-- Your assignment --
Your task is to output the entries below word for word.

-- Data provided --
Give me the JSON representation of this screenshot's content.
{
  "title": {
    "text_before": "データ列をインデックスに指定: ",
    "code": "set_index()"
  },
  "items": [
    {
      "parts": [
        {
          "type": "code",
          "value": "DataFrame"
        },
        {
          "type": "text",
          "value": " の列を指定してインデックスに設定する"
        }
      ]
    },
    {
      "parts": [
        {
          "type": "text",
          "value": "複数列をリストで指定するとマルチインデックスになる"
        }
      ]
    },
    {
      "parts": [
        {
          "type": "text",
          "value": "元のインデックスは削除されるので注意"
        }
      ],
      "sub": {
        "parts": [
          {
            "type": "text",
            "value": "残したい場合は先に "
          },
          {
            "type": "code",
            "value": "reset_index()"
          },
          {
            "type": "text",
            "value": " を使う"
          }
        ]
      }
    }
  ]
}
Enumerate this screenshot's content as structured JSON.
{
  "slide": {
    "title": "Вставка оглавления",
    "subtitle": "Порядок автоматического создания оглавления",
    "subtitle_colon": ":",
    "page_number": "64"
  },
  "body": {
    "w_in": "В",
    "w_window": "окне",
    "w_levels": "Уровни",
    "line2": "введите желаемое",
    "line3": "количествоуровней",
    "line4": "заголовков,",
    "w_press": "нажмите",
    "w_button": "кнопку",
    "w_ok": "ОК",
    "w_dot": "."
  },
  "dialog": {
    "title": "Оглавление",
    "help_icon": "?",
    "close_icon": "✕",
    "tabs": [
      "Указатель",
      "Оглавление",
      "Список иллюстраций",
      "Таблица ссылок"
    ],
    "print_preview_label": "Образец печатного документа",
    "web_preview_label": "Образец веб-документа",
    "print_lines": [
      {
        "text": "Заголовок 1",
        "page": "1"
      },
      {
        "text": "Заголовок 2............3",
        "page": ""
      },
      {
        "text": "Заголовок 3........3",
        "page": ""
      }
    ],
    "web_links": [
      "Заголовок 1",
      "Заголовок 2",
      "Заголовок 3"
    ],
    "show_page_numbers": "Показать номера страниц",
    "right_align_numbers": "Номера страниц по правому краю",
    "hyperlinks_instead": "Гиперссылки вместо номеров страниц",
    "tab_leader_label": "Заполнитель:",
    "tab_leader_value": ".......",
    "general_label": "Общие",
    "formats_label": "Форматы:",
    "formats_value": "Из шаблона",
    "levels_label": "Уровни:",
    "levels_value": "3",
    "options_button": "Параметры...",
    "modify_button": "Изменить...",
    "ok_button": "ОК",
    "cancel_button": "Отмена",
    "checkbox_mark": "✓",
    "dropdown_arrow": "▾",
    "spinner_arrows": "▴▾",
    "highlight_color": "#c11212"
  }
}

-- Result of the exercise --
Give me the JSON representation of this screenshot's content.
{
  "title": {
    "text_before": "データ列をインデックスに指定: ",
    "code": "set_index()"
  },
  "items": [
    {
      "parts": [
        {
          "type": "code",
          "value": "DataFrame"
        },
        {
          "type": "text",
          "value": " の列を指定してインデックスに設定する"
        }
      ]
    },
    {
      "parts": [
        {
          "type": "text",
          "value": "複数列をリストで指定するとマルチインデックスになる"
        }
      ]
    },
    {
      "parts": [
        {
          "type": "text",
          "value": "元のインデックスは削除されるので注意"
        }
      ],
      "sub": {
        "parts": [
          {
            "type": "text",
            "value": "残したい場合は先に "
          },
          {
            "type": "code",
            "value": "reset_index()"
          },
          {
            "type": "text",
            "value": " を使う"
          }
        ]
      }
    }
  ]
}
Enumerate this screenshot's content as structured JSON.
{
  "slide": {
    "title": "Вставка оглавления",
    "subtitle": "Порядок автоматического создания оглавления",
    "subtitle_colon": ":",
    "page_number": "64"
  },
  "body": {
    "w_in": "В",
    "w_window": "окне",
    "w_levels": "Уровни",
    "line2": "введите желаемое",
    "line3": "количествоуровней",
    "line4": "заголовков,",
    "w_press": "нажмите",
    "w_button": "кнопку",
    "w_ok": "ОК",
    "w_dot": "."
  },
  "dialog": {
    "title": "Оглавление",
    "help_icon": "?",
    "close_icon": "✕",
    "tabs": [
      "Указатель",
      "Оглавление",
      "Список иллюстраций",
      "Таблица ссылок"
    ],
    "print_preview_label": "Образец печатного документа",
    "web_preview_label": "Образец веб-документа",
    "print_lines": [
      {
        "text": "Заголовок 1",
        "page": "1"
      },
      {
        "text": "Заголовок 2............3",
        "page": ""
      },
      {
        "text": "Заголовок 3........3",
        "page": ""
      }
    ],
    "web_links": [
      "Заголовок 1",
      "Заголовок 2",
      "Заголовок 3"
    ],
    "show_page_numbers": "Показать номера страниц",
    "right_align_numbers": "Номера страниц по правому краю",
    "hyperlinks_instead": "Гиперссылки вместо номеров страниц",
    "tab_leader_label": "Заполнитель:",
    "tab_leader_value": ".......",
    "general_label": "Общие",
    "formats_label": "Форматы:",
    "formats_value": "Из шаблона",
    "levels_label": "Уровни:",
    "levels_value": "3",
    "options_button": "Параметры...",
    "modify_button": "Изменить...",
    "ok_button": "ОК",
    "cancel_button": "Отмена",
    "checkbox_mark": "✓",
    "dropdown_arrow": "▾",
    "spinner_arrows": "▴▾",
    "highlight_color": "#c11212"
  }
}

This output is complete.